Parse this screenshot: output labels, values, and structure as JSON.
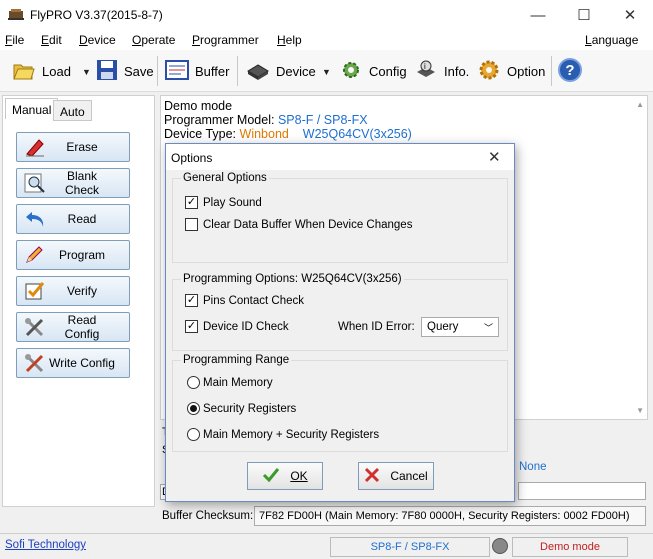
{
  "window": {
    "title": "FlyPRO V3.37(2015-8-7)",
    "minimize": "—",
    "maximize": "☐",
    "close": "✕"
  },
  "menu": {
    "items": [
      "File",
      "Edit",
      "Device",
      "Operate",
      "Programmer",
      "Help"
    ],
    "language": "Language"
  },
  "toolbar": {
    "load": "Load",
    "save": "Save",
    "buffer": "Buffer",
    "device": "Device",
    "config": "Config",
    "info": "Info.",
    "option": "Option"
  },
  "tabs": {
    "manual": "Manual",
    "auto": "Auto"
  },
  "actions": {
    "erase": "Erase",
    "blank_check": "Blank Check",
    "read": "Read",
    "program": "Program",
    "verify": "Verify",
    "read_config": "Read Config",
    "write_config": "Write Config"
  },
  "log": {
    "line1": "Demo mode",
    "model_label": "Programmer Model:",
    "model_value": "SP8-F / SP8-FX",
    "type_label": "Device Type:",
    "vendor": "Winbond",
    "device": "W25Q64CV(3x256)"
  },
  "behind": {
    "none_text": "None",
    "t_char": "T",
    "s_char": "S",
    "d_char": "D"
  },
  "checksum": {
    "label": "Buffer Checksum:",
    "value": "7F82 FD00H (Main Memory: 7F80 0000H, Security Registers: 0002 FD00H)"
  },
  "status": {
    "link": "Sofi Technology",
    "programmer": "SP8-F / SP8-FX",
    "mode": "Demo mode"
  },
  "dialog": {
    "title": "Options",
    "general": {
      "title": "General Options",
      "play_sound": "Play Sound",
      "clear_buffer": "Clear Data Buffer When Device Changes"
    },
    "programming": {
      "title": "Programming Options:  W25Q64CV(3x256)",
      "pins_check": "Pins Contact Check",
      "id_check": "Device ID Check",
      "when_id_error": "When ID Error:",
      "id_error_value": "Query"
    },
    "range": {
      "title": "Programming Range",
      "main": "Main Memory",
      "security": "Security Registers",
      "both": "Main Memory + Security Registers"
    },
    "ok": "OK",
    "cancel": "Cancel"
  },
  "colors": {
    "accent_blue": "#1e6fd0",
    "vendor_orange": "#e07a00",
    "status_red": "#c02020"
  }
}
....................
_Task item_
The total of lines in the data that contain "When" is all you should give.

_Completed task_
2